--- RECORDS FOR THE EXERCISE ---

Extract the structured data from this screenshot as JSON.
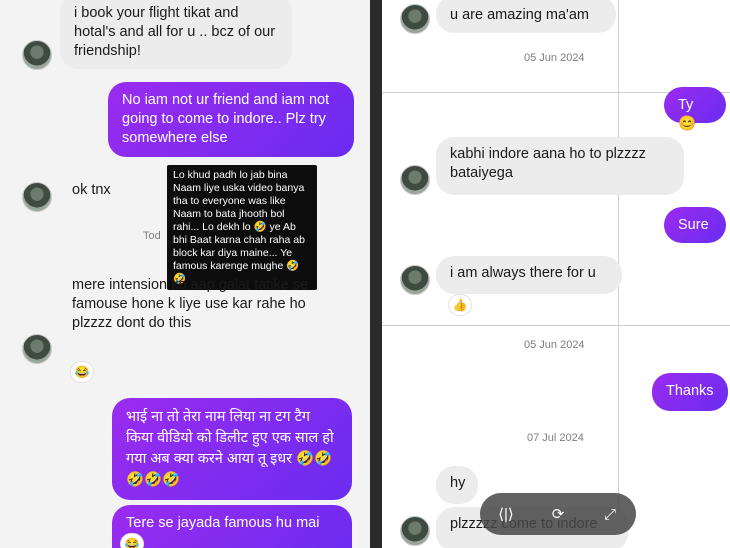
{
  "left": {
    "messages": [
      {
        "id": "m1",
        "text": "i book your flight tikat and hotal's and all for u .. bcz of our friendship!"
      },
      {
        "id": "m2",
        "text": "No iam not ur friend and iam not going to come to indore.. Plz try somewhere else"
      },
      {
        "id": "m3",
        "text": "ok tnx"
      },
      {
        "id": "m4",
        "text": "Tod"
      },
      {
        "id": "m5",
        "text": "mere intension ko aap galat tatike se famouse hone k liye use kar rahe ho plzzzz dont do this"
      },
      {
        "id": "m5r",
        "text": "😂"
      },
      {
        "id": "m6",
        "text": "भाई ना तो तेरा नाम लिया ना टग टैग किया वीडियो को डिलीट हुए एक साल हो गया अब क्या करने आया तू इधर 🤣🤣🤣🤣🤣"
      },
      {
        "id": "m7",
        "text": "Tere se jayada famous hu mai"
      },
      {
        "id": "m7r",
        "text": "😂"
      }
    ],
    "overlay": "Lo khud padh lo jab bina Naam liye uska video banya tha to everyone was like Naam to bata jhooth bol rahi... Lo dekh lo 🤣 ye Ab bhi Baat karna chah raha ab block kar diya maine... Ye famous karenge mughe 🤣🤣"
  },
  "right": {
    "messages": [
      {
        "id": "r1",
        "text": "u are amazing ma'am"
      },
      {
        "id": "r2",
        "text": "Ty 😊"
      },
      {
        "id": "r3",
        "text": "kabhi indore aana ho to plzzzz bataiyega"
      },
      {
        "id": "r4",
        "text": "Sure"
      },
      {
        "id": "r5",
        "text": "i am always there for u"
      },
      {
        "id": "r5r",
        "text": "👍"
      },
      {
        "id": "r6",
        "text": "Thanks"
      },
      {
        "id": "r7",
        "text": "hy"
      },
      {
        "id": "r8",
        "text": "plzzzzz come to indore"
      }
    ],
    "dates": [
      "05 Jun 2024",
      "05 Jun 2024",
      "07 Jul 2024"
    ]
  },
  "toolbar": {
    "items": [
      {
        "icon": "split-view-icon",
        "glyph": "⟨|⟩"
      },
      {
        "icon": "rotate-icon",
        "glyph": "⟳"
      },
      {
        "icon": "expand-icon",
        "glyph": "⤢"
      }
    ]
  },
  "colors": {
    "outgoing_start": "#9b2bf0",
    "outgoing_end": "#6a2cf0",
    "incoming": "#ececec"
  }
}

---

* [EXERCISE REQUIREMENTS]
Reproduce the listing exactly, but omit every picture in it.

* [RESPONSE AREA]
Extract the structured data from this screenshot as JSON.
{
  "left": {
    "messages": [
      {
        "id": "m1",
        "text": "i book your flight tikat and hotal's and all for u .. bcz of our friendship!"
      },
      {
        "id": "m2",
        "text": "No iam not ur friend and iam not going to come to indore.. Plz try somewhere else"
      },
      {
        "id": "m3",
        "text": "ok tnx"
      },
      {
        "id": "m4",
        "text": "Tod"
      },
      {
        "id": "m5",
        "text": "mere intension ko aap galat tatike se famouse hone k liye use kar rahe ho plzzzz dont do this"
      },
      {
        "id": "m5r",
        "text": "😂"
      },
      {
        "id": "m6",
        "text": "भाई ना तो तेरा नाम लिया ना टग टैग किया वीडियो को डिलीट हुए एक साल हो गया अब क्या करने आया तू इधर 🤣🤣🤣🤣🤣"
      },
      {
        "id": "m7",
        "text": "Tere se jayada famous hu mai"
      },
      {
        "id": "m7r",
        "text": "😂"
      }
    ],
    "overlay": "Lo khud padh lo jab bina Naam liye uska video banya tha to everyone was like Naam to bata jhooth bol rahi... Lo dekh lo 🤣 ye Ab bhi Baat karna chah raha ab block kar diya maine... Ye famous karenge mughe 🤣🤣"
  },
  "right": {
    "messages": [
      {
        "id": "r1",
        "text": "u are amazing ma'am"
      },
      {
        "id": "r2",
        "text": "Ty 😊"
      },
      {
        "id": "r3",
        "text": "kabhi indore aana ho to plzzzz bataiyega"
      },
      {
        "id": "r4",
        "text": "Sure"
      },
      {
        "id": "r5",
        "text": "i am always there for u"
      },
      {
        "id": "r5r",
        "text": "👍"
      },
      {
        "id": "r6",
        "text": "Thanks"
      },
      {
        "id": "r7",
        "text": "hy"
      },
      {
        "id": "r8",
        "text": "plzzzzz come to indore"
      }
    ],
    "dates": [
      "05 Jun 2024",
      "05 Jun 2024",
      "07 Jul 2024"
    ]
  },
  "toolbar": {
    "items": [
      {
        "icon": "split-view-icon",
        "glyph": "⟨|⟩"
      },
      {
        "icon": "rotate-icon",
        "glyph": "⟳"
      },
      {
        "icon": "expand-icon",
        "glyph": "⤢"
      }
    ]
  },
  "colors": {
    "outgoing_start": "#9b2bf0",
    "outgoing_end": "#6a2cf0",
    "incoming": "#ececec"
  }
}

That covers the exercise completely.